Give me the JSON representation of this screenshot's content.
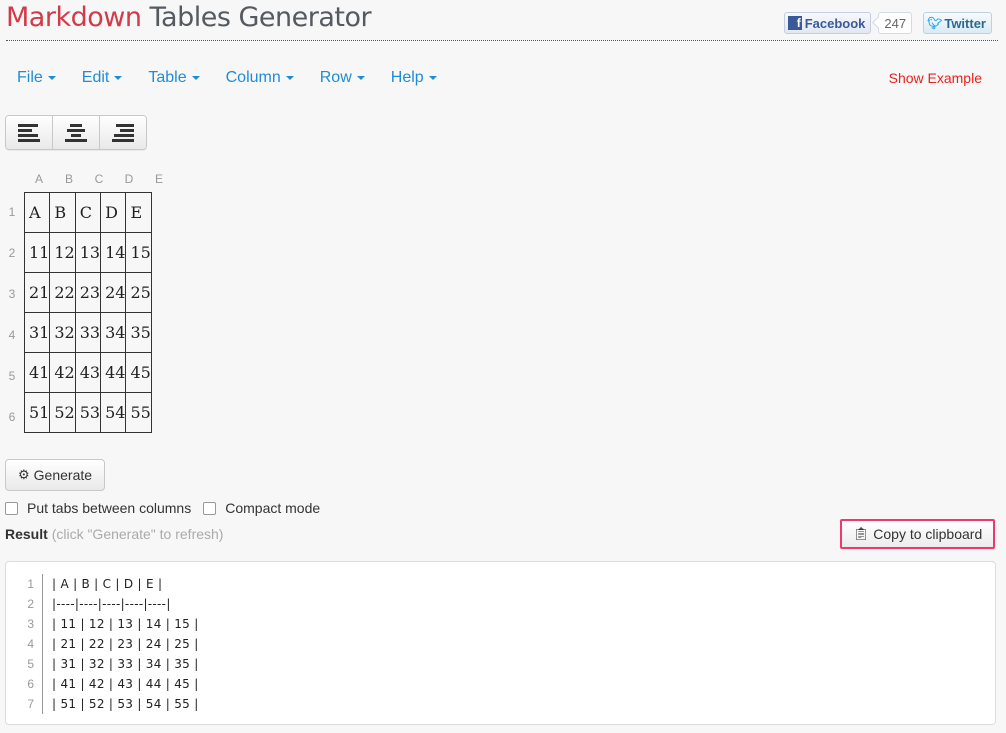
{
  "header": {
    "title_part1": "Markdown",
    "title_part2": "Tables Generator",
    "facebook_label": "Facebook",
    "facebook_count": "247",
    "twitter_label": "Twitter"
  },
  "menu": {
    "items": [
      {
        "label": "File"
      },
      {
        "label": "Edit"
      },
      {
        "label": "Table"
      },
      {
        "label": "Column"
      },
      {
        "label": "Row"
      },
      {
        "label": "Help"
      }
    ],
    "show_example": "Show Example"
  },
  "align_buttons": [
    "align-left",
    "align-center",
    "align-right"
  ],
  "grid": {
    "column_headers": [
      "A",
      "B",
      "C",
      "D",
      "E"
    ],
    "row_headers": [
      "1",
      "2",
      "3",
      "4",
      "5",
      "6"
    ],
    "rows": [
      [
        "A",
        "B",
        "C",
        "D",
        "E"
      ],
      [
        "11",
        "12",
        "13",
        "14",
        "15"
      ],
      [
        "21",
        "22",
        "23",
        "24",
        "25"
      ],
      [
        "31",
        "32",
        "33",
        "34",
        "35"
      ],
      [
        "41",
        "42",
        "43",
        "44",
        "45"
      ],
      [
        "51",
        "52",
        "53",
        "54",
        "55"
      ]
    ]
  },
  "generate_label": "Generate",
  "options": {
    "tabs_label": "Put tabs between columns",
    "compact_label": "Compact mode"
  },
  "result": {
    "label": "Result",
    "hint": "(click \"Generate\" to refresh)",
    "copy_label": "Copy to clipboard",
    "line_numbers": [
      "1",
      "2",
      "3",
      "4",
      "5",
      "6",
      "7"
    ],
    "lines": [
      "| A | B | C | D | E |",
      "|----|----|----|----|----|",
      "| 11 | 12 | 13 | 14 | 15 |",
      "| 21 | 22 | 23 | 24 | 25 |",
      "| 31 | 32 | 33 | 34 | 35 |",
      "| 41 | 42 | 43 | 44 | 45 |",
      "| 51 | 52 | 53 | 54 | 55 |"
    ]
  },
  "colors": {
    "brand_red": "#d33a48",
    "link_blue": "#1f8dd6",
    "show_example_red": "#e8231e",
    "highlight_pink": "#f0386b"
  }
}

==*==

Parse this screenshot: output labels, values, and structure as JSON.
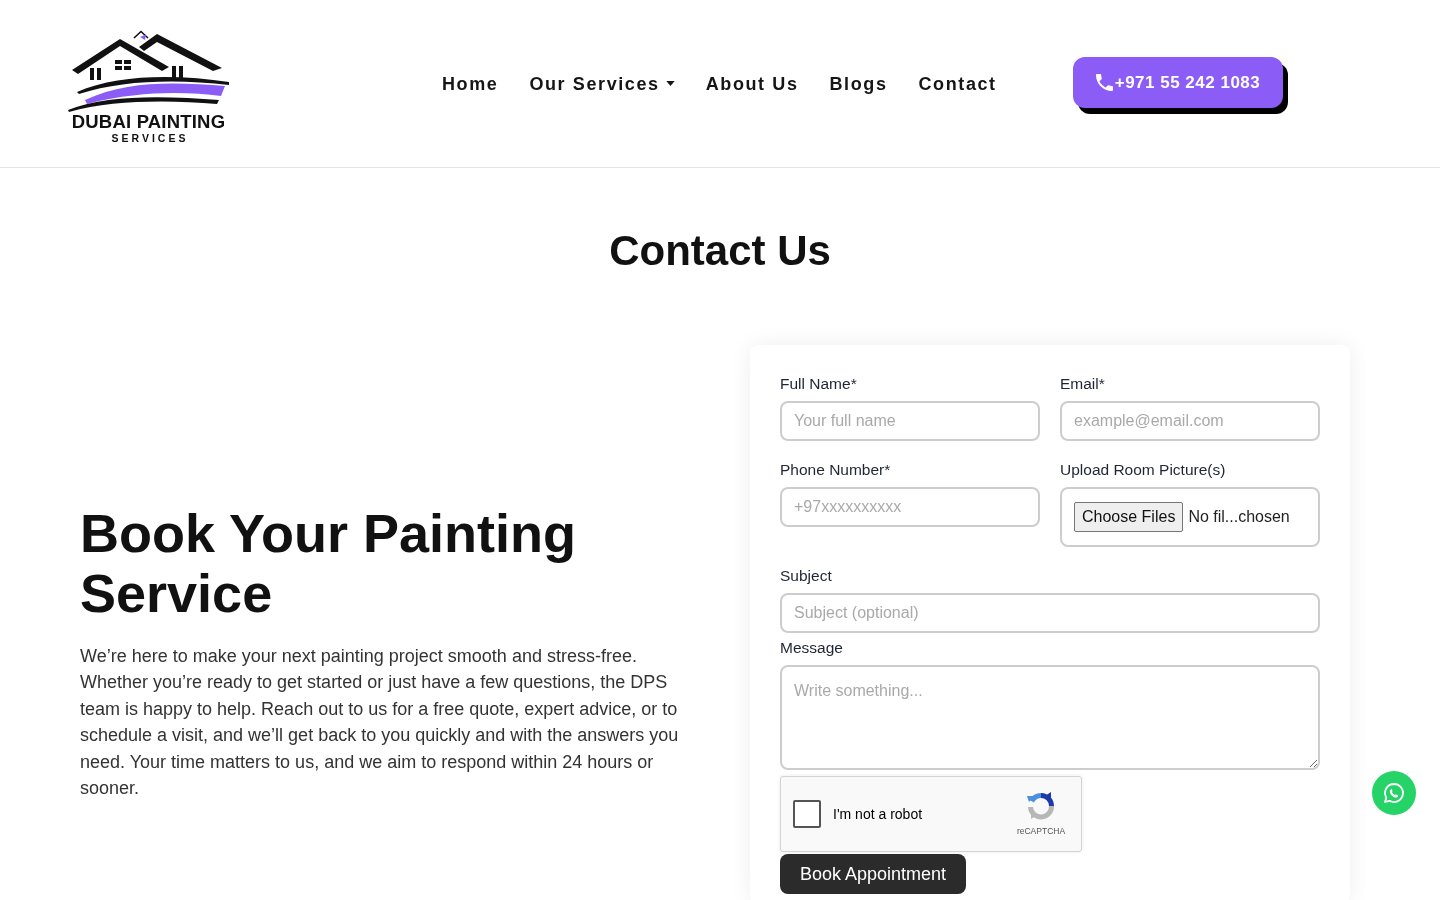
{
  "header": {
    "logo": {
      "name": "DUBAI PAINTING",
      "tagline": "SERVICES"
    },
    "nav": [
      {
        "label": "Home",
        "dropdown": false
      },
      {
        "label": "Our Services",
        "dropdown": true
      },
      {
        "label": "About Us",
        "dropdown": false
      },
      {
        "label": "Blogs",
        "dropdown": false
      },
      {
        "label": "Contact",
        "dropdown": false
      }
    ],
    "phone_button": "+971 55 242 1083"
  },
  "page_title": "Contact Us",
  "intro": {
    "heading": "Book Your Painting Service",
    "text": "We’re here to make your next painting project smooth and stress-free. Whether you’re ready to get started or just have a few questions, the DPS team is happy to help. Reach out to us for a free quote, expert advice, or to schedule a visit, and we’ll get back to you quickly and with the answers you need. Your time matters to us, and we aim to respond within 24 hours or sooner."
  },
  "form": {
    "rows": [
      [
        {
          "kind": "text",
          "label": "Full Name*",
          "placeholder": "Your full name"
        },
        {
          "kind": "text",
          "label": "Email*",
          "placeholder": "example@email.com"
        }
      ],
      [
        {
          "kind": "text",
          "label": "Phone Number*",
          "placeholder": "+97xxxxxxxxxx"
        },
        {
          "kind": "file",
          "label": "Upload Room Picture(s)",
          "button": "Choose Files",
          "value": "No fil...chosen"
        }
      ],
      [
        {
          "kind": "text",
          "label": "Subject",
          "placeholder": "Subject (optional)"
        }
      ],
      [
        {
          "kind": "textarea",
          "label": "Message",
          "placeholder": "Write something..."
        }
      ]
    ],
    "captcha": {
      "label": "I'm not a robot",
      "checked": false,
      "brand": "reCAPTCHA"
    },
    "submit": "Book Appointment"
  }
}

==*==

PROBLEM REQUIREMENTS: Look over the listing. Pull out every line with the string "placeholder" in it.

SOLUTION FOR THIS PROBLEM:
          "placeholder": "Your full name"
          "placeholder": "example@email.com"
          "placeholder": "+97xxxxxxxxxx"
          "placeholder": "Subject (optional)"
          "placeholder": "Write something..."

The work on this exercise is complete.